“People are so used to doing it over text, which again is not public, nobody can see if you fail which means that people are now opposed to the risk of approaching new people.”
To take the fear out of face-to-face connection, Rylee began hosting events. The first – a quiz night at Yellow Matter – sold out within 24 hours. Her second event, tonight at Bank Street Social, sold out in less than two.
Bank Street Social x Date Night Adelaide
48 Hindley St, Adelaide SA 5000
Thursday, February 8.
Doors open to the public at 9:30pm
For those more inclined to a nature-based activity, she’s started social hikes to get groups together on the weekend and stay active. The first one had 20 attendees.
“You know when you throw a house party or something and an hour beforehand you have this existential dread that nobody’s going to come, and everybody hates you?
“Yep, I had that panic both times. I’ll have it again, I’m sure,” she admits with a laugh.
The Yellow Matter event was a collaboration with quiz group the Weekly Fifty. The Bank Street Social event is not a quiz night, with attendees aged 20-35 participating in a different activity that Rylee keeps secret from CityMag.
When attendees buy a ticket to Rylee’s events, they’re asked a few questions about themselves and what they’re looking for to help her curate the seating chart.
“We asked for a fun fact about you because then we use that fun fact to pair you with people who have similar things… it was so fun,” she says.
“One of my friends who I knew was going to put his fun fact as he really likes Lego and then there was this girl who said, ‘just looking for someone to build my Lego sets with’ and I was like ‘I’m going to sit you guys on the same table’ … they talked about Lego and went on a date later!”
But don’t confuse it with speed dating, which Rylee dislikes because of how much pressure it puts on individuals to force a conversation.
“[Speed dating] can sometimes become an interview process, I think you don’t have good ample time to assess the vibe, I’m a big vibes girlie,” she says.
Instead, she groups tables of six based on what guests are looking for to “leave the training wheels on”. Rylee says groups of six aren’t as intimidating as a larger group, but not too small and intimate that they emulate an awkward double date.
She includes icebreakers and conversation starters, such as handwritten coasters with pick-up lines on them, lovingly written herself – or in the case of her first event, frantically scribbled the day of.
As for why she thinks our city has gotten around her events so quickly?
“Adelaide is one of those places where you grow up with people or you go to school with people and then it’s really difficult to get outside of those bubbles,” Rylee says.

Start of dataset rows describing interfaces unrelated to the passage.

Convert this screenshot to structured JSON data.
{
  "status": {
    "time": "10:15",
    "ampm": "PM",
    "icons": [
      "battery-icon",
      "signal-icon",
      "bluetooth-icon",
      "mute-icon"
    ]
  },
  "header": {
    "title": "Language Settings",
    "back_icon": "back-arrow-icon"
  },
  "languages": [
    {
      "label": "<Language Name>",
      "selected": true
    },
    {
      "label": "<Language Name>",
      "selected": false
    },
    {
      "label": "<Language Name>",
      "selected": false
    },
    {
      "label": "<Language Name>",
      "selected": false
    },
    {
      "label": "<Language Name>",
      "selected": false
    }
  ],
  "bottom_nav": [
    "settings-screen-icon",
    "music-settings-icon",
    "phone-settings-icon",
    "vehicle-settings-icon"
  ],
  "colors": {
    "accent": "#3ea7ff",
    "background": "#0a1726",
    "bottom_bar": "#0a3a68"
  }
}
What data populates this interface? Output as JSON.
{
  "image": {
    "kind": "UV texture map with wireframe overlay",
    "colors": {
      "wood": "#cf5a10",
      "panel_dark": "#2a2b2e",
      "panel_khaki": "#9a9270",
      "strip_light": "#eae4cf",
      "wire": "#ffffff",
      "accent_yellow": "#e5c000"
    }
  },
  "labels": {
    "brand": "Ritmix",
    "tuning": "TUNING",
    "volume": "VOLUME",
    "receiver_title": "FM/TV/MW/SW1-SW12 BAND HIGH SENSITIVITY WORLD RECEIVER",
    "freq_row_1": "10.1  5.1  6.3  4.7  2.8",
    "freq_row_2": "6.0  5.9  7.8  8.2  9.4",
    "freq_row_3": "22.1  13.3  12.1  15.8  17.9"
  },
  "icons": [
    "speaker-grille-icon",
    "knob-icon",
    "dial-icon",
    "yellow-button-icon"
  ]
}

“I’m a big advocate for there being no disadvantage to connecting with new people.
“I don’t believe that if you have enough friends, you suddenly don’t need to worry about making new ones, I think that it only benefits you to have positive interactions with new people.
“If you’re saying from a purely selfish standpoint, just because one day it might benefit you. One day, you might need to call that person up so they can, I don’t know, fix your car.”
Date Night Adelaide’s event at Bank Street Social tonight is sold out, but they’ll open the doors to the general public at 9:30pm if you’re eager to meet people who have built up the confidence to strike up a chat with a stranger.
Keep an eye on her Instagram for future events, which she assures CityMag there’ll be more of, featuring some of her favourite businesses and connections she’s made through her page.